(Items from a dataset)
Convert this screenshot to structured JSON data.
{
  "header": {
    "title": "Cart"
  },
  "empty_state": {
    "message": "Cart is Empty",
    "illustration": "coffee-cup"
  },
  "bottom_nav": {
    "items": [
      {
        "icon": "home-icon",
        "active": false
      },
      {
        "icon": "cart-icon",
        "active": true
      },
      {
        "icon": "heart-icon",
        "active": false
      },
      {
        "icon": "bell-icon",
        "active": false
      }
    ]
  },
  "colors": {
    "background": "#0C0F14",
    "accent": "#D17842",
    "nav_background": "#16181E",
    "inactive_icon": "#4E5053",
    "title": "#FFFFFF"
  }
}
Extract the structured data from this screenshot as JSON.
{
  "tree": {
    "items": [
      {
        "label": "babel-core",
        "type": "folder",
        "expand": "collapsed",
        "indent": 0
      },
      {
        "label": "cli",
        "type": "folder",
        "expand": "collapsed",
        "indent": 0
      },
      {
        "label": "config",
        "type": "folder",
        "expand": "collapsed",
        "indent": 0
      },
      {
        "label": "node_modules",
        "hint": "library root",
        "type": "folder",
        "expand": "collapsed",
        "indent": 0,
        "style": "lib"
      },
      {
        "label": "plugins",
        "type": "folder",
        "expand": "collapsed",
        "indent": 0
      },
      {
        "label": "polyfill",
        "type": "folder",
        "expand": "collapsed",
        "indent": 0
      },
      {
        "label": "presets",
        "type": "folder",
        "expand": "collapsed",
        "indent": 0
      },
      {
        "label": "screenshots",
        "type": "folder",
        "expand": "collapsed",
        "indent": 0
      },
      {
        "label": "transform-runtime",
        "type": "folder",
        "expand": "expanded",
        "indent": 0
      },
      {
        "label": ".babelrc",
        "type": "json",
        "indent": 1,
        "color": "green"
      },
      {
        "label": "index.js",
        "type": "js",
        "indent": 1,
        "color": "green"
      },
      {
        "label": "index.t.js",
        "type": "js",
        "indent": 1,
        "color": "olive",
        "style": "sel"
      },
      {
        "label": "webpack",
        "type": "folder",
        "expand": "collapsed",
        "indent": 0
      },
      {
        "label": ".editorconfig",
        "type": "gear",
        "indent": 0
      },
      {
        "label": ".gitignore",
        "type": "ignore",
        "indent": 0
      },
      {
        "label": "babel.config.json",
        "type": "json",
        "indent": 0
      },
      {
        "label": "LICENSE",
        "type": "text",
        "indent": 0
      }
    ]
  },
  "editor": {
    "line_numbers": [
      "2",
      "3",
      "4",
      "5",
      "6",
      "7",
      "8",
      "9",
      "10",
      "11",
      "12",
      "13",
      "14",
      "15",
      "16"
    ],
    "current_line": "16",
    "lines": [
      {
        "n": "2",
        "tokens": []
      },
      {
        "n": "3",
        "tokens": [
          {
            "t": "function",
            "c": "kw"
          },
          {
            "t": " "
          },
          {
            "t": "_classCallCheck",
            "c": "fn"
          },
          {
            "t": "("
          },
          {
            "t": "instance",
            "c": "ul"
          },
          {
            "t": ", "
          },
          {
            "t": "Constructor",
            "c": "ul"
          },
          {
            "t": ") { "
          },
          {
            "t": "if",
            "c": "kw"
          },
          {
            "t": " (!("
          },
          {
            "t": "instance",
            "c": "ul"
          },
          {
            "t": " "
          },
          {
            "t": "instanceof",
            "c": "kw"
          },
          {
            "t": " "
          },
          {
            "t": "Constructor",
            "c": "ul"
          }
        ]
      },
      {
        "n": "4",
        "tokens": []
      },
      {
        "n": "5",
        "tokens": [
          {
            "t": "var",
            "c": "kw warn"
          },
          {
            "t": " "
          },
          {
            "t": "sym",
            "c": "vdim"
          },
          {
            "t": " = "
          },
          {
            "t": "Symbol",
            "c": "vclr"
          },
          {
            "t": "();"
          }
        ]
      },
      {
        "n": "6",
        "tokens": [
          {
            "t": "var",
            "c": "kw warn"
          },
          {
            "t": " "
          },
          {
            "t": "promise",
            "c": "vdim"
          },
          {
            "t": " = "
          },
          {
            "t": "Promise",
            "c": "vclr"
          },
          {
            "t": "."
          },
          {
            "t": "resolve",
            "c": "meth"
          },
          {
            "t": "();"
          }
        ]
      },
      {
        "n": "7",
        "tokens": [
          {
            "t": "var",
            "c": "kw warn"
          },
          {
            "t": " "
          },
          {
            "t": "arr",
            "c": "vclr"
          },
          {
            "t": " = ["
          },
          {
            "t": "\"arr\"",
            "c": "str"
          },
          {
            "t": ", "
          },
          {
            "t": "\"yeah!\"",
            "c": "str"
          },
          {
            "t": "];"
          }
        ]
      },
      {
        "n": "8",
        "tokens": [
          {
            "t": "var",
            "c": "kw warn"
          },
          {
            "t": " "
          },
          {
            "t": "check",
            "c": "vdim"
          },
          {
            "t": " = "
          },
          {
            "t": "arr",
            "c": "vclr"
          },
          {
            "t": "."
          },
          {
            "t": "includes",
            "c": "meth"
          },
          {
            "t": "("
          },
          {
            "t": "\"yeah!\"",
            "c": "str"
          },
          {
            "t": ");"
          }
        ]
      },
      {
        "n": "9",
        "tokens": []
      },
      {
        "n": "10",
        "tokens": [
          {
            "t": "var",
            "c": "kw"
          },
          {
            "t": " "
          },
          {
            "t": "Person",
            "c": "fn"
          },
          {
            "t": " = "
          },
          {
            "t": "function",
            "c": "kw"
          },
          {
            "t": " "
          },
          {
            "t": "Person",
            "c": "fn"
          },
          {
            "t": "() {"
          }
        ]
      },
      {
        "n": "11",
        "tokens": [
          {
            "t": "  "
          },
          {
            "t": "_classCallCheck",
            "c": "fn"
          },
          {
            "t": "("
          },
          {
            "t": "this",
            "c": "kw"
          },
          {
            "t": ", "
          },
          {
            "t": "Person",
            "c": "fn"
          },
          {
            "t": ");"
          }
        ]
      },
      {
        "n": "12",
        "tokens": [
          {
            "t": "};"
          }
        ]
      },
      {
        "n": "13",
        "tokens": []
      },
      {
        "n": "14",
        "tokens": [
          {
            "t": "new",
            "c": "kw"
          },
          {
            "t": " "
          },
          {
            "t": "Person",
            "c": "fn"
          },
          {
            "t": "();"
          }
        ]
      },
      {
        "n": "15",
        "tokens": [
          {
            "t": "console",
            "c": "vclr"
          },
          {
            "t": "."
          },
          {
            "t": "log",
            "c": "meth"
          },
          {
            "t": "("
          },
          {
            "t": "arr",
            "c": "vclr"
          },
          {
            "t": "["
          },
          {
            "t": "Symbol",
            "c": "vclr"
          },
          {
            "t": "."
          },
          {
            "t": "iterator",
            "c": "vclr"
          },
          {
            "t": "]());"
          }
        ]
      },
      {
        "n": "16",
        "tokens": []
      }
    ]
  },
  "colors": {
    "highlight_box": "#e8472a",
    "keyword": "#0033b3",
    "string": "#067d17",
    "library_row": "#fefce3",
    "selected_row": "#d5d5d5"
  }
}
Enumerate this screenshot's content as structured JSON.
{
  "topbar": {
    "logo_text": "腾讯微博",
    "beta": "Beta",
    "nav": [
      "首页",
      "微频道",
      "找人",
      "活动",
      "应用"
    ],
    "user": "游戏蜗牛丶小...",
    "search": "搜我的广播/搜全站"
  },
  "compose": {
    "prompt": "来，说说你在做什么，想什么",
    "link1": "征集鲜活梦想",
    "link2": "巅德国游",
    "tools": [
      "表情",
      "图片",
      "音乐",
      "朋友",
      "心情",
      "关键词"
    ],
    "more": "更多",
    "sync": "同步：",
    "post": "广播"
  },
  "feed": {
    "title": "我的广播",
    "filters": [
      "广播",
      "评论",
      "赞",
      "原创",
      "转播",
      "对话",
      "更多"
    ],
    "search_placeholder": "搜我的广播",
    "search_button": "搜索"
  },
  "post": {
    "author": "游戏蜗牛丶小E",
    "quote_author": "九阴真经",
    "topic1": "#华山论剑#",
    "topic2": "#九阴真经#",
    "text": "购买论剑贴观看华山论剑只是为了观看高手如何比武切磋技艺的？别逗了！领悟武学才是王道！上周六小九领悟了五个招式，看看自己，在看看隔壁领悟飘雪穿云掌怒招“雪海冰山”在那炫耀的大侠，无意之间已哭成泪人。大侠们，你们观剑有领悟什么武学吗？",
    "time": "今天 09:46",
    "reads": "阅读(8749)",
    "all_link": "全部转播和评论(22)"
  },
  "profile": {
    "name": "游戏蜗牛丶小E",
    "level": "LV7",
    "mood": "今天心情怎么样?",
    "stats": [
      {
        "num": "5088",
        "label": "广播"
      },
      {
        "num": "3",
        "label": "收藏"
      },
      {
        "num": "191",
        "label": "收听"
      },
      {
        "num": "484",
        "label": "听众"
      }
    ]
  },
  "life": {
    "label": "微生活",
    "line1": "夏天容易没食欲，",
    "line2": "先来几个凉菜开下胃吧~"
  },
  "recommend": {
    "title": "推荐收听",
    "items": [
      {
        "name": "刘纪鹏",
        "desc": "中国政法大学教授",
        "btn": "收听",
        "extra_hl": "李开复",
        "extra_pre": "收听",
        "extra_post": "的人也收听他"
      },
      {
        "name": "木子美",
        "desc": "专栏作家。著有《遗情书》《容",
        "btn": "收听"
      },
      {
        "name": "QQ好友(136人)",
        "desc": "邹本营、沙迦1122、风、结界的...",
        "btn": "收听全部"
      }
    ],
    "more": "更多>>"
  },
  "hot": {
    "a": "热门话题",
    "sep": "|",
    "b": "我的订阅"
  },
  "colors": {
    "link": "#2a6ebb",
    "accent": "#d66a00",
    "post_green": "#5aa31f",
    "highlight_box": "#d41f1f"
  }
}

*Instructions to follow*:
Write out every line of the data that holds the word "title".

*Exercise output*:
    "title": "Cart"
    "title": "#FFFFFF"
    "title": "我的广播",
    "title": "推荐收听",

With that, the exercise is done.